UK faces housing shortfall warn MPs
- Published on Tuesday, 08 May 2012 09:05
- Posted by Scott Buckler
The Government must employ a basket of measures, covering all tenures of housing, if sufficient finance is ever to be available to tackle the country's housing crisis, says the Communities and Local Government (CLG) Committee in a report examining the financing of new housing supply
Launching the report, Clive Betts, Chair of CLG Committee said,
"For decades, successive Governments have failed to deliver sufficient homes to meet demand. The country faces a significant housing shortfall, and the financial crisis has amplified the problem. 232,000 new households are forming each year in England, and yet last year fewer than 110,000 new homes were completed.
There is no 'silver bullet'. We have to muster all the resources we can. The Government’s housing strategy has made a useful start and we hope many of its measures will provide a stimulus over the short to medium term. But we need more action if we are to see significant long term improvement in housing supply"
The Committee sets out four key areas for action, which, taken together, could go a long way to raising the finance needed to meet the housing shortfall:
- Large-scale investment from institutions and pension funds
- Changes to the financing of housing associations, including a new role for the historic grant on their balance sheets
- Greater financial freedoms for local authorities
- New and innovative models, including a massive expansion of self build housing
The Committee finds that large institutions and pension funds, which have only ever made a limited contribution to new housing, could provide a substantial source of investment.
"We should be looking to new forms of investment to help address the housing shortfall. Pension funds and large financial institutions have a blind spot when it comes to housing but could deliver a significant number of new homes for rent and achieve a steady return on their investments. Public sector bodies and housing associations must encourage such investment. The Government should also look to establish a housing investment bank, to channel investment into housing. Expanding the Green Investment Bank to cover housing would be one way of achieving this," adds Clive Betts.
The Committee questions the Government's flagship Affordable Rent model.

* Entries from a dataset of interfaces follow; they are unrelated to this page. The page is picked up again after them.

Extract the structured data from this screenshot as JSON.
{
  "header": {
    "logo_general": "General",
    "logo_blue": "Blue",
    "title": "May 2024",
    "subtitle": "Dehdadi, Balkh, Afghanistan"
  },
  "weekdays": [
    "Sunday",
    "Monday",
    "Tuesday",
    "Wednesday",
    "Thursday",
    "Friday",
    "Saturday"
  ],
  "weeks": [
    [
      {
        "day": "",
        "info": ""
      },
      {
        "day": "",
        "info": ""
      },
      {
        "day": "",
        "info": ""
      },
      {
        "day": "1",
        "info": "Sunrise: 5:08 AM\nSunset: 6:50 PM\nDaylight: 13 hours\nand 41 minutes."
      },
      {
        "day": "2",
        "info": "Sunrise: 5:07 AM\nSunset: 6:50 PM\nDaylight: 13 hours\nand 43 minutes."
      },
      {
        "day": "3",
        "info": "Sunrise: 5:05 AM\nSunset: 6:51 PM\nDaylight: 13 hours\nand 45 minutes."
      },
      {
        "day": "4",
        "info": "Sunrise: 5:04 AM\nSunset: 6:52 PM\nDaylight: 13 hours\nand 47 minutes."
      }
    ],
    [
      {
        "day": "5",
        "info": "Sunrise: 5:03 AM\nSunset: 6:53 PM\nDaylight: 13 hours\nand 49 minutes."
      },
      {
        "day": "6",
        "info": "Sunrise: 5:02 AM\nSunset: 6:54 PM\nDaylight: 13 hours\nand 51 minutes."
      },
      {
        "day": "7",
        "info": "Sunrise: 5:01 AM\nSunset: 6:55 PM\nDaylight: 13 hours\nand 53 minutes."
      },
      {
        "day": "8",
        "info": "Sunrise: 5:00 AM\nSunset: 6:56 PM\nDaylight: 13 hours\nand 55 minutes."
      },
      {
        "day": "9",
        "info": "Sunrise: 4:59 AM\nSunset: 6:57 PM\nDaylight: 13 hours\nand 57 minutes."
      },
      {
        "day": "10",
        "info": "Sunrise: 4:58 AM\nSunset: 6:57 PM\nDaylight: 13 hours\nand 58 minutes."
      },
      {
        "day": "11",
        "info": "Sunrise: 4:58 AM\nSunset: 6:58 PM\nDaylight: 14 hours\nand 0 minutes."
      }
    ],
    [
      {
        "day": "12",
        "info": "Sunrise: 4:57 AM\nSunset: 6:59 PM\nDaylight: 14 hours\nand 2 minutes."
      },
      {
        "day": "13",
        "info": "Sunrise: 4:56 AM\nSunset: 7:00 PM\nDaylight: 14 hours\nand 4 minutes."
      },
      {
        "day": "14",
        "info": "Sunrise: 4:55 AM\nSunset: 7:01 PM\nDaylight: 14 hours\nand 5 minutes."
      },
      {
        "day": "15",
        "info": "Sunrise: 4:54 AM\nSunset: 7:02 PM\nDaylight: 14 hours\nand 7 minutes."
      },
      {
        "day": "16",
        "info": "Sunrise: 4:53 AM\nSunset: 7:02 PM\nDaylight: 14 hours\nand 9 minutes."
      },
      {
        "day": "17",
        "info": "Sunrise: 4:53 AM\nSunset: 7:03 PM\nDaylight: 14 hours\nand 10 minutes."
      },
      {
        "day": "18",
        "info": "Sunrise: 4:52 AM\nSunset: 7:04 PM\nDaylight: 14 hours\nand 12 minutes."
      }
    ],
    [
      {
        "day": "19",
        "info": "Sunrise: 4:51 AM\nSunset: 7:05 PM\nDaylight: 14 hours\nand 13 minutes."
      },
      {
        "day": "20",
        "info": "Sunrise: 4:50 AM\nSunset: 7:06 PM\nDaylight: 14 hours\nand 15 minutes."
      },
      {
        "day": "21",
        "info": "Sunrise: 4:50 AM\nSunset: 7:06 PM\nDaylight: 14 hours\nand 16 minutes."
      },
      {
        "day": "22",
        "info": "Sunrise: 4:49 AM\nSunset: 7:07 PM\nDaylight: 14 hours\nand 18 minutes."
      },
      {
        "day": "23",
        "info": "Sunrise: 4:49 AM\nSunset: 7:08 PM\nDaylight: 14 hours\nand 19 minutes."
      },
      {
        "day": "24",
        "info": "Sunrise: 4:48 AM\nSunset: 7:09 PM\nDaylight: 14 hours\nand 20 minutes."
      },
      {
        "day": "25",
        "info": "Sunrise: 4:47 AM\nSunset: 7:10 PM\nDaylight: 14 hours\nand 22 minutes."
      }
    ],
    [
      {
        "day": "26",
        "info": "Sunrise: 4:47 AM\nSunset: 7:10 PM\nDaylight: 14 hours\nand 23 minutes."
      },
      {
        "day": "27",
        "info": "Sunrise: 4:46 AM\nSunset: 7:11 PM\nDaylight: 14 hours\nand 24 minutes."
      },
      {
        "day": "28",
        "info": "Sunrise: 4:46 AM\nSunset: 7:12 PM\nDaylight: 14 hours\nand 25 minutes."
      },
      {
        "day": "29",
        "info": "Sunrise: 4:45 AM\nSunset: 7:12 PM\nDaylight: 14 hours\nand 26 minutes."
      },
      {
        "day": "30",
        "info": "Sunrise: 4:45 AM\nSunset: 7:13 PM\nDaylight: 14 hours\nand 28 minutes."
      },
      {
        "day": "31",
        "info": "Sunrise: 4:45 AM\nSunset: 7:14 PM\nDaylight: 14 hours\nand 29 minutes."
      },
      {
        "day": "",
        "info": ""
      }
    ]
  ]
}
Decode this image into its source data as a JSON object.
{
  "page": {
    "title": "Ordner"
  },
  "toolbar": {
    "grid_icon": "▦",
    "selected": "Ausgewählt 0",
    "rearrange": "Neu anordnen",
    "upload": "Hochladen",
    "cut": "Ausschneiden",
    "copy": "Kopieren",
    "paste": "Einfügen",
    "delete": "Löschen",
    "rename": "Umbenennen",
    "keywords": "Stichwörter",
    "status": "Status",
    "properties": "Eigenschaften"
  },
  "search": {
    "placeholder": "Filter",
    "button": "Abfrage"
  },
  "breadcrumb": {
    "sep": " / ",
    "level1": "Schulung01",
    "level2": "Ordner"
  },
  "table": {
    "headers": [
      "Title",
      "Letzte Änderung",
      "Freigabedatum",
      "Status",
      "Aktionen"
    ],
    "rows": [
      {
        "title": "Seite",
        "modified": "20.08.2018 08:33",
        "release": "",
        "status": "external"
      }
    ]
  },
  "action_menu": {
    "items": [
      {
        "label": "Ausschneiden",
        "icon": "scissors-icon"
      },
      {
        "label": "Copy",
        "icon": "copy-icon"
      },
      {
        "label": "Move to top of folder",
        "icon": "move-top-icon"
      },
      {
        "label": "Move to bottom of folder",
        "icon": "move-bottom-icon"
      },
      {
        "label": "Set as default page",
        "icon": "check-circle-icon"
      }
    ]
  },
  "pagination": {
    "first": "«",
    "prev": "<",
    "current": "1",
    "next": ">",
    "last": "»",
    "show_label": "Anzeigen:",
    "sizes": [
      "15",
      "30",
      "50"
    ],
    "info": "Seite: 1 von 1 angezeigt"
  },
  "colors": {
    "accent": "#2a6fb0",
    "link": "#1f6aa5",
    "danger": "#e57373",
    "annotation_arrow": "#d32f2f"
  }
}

"We have a number of concerns about Affordable Rent. How will it play out in different parts of the country? Will it prove unaffordable in parts of London? Is housing benefit now expected to take the strain of paying for new affordable housing? Is this model sustainable beyond 2015,"says Clive Betts.
The Committee calls on Ministers to set out proposals for the future delivery of affordable homes, and to consult on how housing associations should be financed in future.
"We must look to the long-term delivery of affordable housing. We heard a number of proposals for the future financing of housing associations, including suggestions for the future use of the historic grant on their balance sheets. This grant is potentially an untapped resource, and the Government must clarify how it can be used to best effect,"adds Clive Betts.
The Committee concludes that local authorities have an important role to play, but may struggle to fulfil their potential because of centrally-imposed constraints.
"The Government should give councils greater freedom to decide on the best housing solutions for their areas. Local authorities must also be allowed, within prudential limits, to safely increase their capital borrowing for new housing,"adds Clive Betts.
Finally, the Committee urges ministers to look to different models of delivery to help meet the housing shortfall. It sees interesting potential in self build, where people manage the construction of their own homes, and points to Almere in the Netherlands as a useful model.
"Self build schemes could be a major new source of housing in England, but it will take substantial institutional change to realise this potential. Government, local authorities and lenders must work together to remove the barriers that currently restrict self-build and commit to getting pilot schemes underway very quickly,"